Evaluation of Research Methods for Handling Clustered Data

Sensitivity Analyses for Clustered Data: An Illustration from a Large-scale Clustered Randomized Controlled Trial in Education
December 2014
Abe, Y. & Gee, K. A.
Evaluation and Program Planning
Abe, Y. & Gee, K. A. (2014). Sensitivity analyses for clustered data: An illustration from a large-scale clustered randomized controlled trial in education. Evaluation and Program Planning, 47, 26-34.

As researchers begin to use cluster randomized controlled trials (RCTs) more frequently in their studies, the recurring question of which method of analysis to use becomes more important. This is especially true for clustered data, which groups individuals into higher level units. Failure to select an evaluation method that accounts for the correlation between these grouped individuals in the higher-level units can result in bias. To emphasize the importance of using well-thought-out sensitivity analysis when using clustered data for RCTs, Yasuyo Abe co-authored a paper exploring this topic.

This study used data from a cluster RCT of the Pacific Communities with High Performance in Literacy Development (Pacific CHILD), a teacher professional development program. This evaluation had a sample of 45 elementary schools which were randomly assigned to treatment or control groups and sought to measure student reading achievement. Using the Pacific CHILD evaluation, this study used the four most common analytic methods applied to clustered data: 1) hierarchical linear modeling (HLM); 2) feasible generalized least squares (FGLS); 3) generalized estimating equations (GEE); and 4) ordinary least squares regression (OLS) with cluster-robust (Huber-White) standard errors.

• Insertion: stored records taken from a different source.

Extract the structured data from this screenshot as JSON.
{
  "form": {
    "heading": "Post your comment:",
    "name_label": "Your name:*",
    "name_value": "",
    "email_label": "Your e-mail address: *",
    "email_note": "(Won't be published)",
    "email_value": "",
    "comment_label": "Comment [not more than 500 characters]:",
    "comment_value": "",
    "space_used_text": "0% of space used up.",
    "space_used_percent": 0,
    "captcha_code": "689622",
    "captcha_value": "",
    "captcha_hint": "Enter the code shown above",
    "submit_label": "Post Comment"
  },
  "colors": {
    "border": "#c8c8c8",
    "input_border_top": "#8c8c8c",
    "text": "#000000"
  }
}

Researchers compared the findings of each method, revealing inconsistent results in sizes and significance of observed effects. These results emphasize that there is no "correct" method of estimation, and that researchers must rely on their judgement and sensitivity analyses when making analytic decisions. The results of this study are especially important for fields that have seen increased use of cluster RCTs in impact evaluation, such as education, public health, and social welfare.